Case Study: Van*

Fifteen-year-old Van was born in Burma. He arrived in Australia six years ago with his mother and sister (aged nine). Van had no formal schooling prior to arriving in Australia.

When he was seven, Van’s village was attacked, and he saw his father and older brother killed. He hid in the jungle with his mother and younger sister Sui. They were separated from his grandparents and older sister, and Van doesn’t know what happened to them.

Since arriving in Australia, Van’s mother has been at home taking care of his sister. She wants to help her children with their schooling and homework but finds it difficult due to her own lack of English and knowledge of the Australian education system. Now that his sister has started school, Van’s mother has found casual work as a cleaner. This means Van has taken on more responsibility for his younger sister.

The ongoing conflict in Burma is adversely impacting the family. Particularly since the February 2021 military coup, Van’s mother has experienced feelings of intense anxiety, grief and fear related to their family’s prior experiences and for family and friends who are now in danger. In the evenings, she watches and reads news from Burma and responds to messages from distressed family members.

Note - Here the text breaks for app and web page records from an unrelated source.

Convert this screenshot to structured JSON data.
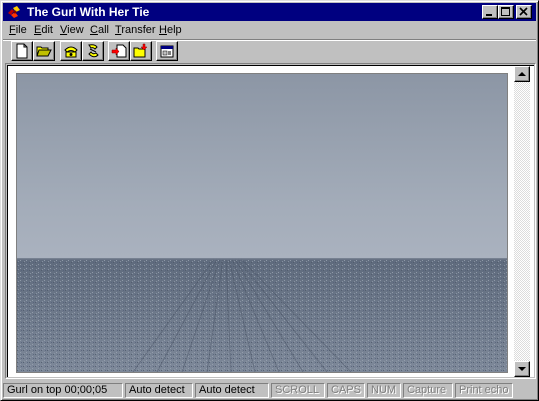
{
  "window": {
    "title": "The Gurl With Her Tie",
    "icon": "hyperterminal-phone-icon"
  },
  "menu": [
    {
      "label": "File",
      "accel": "F",
      "rest": "ile"
    },
    {
      "label": "Edit",
      "accel": "E",
      "rest": "dit"
    },
    {
      "label": "View",
      "accel": "V",
      "rest": "iew"
    },
    {
      "label": "Call",
      "accel": "C",
      "rest": "all"
    },
    {
      "label": "Transfer",
      "accel": "T",
      "rest": "ransfer"
    },
    {
      "label": "Help",
      "accel": "H",
      "rest": "elp"
    }
  ],
  "toolbar": {
    "buttons": [
      "new-icon",
      "open-icon",
      "connect-icon",
      "disconnect-icon",
      "send-icon",
      "receive-icon",
      "properties-icon"
    ]
  },
  "status": {
    "connection": "Gurl on top 00;00;05",
    "detect_1": "Auto detect",
    "detect_2": "Auto detect",
    "scroll": "SCROLL",
    "caps": "CAPS",
    "num": "NUM",
    "capture": "Capture",
    "print_echo": "Print echo"
  },
  "colors": {
    "titlebar": "#000080",
    "sky": "#9aa3b1",
    "field": "#6f7c8d"
  }
}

Van seemed to enjoy school during Years 7 and 8. However, since starting Year 9 his teachers have noticed that his motivation for school has dropped. He has become withdrawn in class and seems to have few friends. Moreover, Van won’t answer questions in groups or in front of the class. He is, however, more engaging when one-on-one with his teacher.

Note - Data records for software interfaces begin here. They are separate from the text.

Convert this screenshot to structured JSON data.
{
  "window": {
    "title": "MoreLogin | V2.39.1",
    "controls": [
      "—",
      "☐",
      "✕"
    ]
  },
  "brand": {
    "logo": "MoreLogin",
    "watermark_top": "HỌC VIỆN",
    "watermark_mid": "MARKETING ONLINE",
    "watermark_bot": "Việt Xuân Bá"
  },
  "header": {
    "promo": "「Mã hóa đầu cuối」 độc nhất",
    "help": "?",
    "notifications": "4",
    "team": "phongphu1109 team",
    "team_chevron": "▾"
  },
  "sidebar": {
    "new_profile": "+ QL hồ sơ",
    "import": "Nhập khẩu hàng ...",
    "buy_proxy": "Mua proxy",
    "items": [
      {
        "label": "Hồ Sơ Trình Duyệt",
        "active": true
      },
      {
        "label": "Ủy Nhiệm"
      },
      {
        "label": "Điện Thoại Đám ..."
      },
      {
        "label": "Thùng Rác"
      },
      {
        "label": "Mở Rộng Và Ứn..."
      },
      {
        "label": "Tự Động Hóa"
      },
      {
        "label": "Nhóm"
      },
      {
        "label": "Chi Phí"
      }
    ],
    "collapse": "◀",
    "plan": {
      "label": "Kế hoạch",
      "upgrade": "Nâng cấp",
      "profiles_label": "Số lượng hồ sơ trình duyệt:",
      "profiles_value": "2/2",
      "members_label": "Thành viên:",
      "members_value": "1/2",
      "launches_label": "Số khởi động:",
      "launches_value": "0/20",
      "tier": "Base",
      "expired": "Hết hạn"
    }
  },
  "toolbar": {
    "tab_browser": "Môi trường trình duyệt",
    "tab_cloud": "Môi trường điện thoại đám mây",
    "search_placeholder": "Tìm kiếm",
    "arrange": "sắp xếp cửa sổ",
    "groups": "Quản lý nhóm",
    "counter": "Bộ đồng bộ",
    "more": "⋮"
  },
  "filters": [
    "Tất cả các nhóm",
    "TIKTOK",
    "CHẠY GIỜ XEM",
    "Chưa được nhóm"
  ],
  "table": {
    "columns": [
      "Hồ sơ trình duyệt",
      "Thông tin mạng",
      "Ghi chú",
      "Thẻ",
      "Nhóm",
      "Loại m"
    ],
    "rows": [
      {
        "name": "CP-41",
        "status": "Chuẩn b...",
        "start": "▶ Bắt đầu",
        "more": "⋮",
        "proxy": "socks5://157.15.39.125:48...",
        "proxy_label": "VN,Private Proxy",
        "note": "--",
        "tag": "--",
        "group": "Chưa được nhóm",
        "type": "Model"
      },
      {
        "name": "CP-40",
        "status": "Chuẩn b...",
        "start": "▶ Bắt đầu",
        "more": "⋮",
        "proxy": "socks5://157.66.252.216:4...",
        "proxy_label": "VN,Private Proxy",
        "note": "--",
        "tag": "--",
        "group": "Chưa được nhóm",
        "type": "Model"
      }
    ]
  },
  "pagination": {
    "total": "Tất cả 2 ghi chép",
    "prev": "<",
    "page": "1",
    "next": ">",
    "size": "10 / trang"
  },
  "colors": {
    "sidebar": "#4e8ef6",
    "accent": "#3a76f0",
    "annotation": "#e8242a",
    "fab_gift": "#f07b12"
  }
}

Van isn’t completing much of the set work. Last week, he was supposed to present a prepared talk to the class about the article they have been reading. He had put this off, already saying he needed more time, but then didn’t show up to the next class. Van says he will submit his work but then doesn’t, and he evades any supportive catch-up sessions outside class. Offers of help are not taken up, even when needed and when offered quietly in a one-to-one conversation.

His teacher spoke to the Year 9 Coordinator who said that some of Van’s other teachers are frustrated that he does not seem to follow their instructions, know what is expected in a task, or ask any questions. Additionally, he does not seem to learn from their written feedback on his marked work.

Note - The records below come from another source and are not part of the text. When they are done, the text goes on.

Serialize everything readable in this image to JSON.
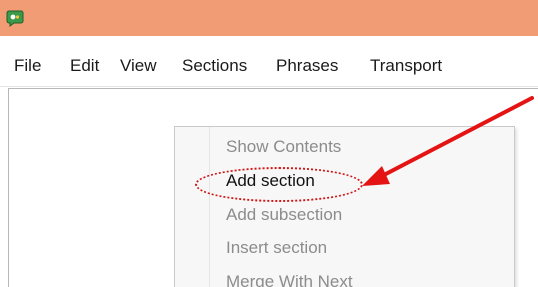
{
  "window": {
    "app_icon": "speech-bubble-app-icon",
    "titlebar_color": "#f29c76"
  },
  "menubar": {
    "items": [
      {
        "label": "File"
      },
      {
        "label": "Edit"
      },
      {
        "label": "View"
      },
      {
        "label": "Sections"
      },
      {
        "label": "Phrases"
      },
      {
        "label": "Transport"
      }
    ]
  },
  "context_menu": {
    "items": [
      {
        "label": "Show Contents",
        "enabled": false
      },
      {
        "label": "Add section",
        "enabled": true
      },
      {
        "label": "Add subsection",
        "enabled": false
      },
      {
        "label": "Insert section",
        "enabled": false
      },
      {
        "label": "Merge With Next",
        "enabled": false
      }
    ]
  },
  "annotation": {
    "color": "#e41414",
    "target": "Add section",
    "shapes": [
      "dotted-ellipse",
      "arrow"
    ]
  }
}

Van’s teachers have followed up by informing his mother of their concerns about Van’s non-completion of tasks, but she does not respond. One teacher wrote an email to Van’s parent, concerned about his lack of focus on set tasks in class. As the teacher put it, ‘Van has been extremely slow to start work, often taking 15 minutes before even looking at the lesson plan on Compass or opening the files.’

A meeting has been set for the Year 9 Coordinator and Wellbeing staff to plan together with Van how to better support his engagement and learning.

*This fictional Case Study is an amalgamation of real characters and scenarios to facilitate professional learning.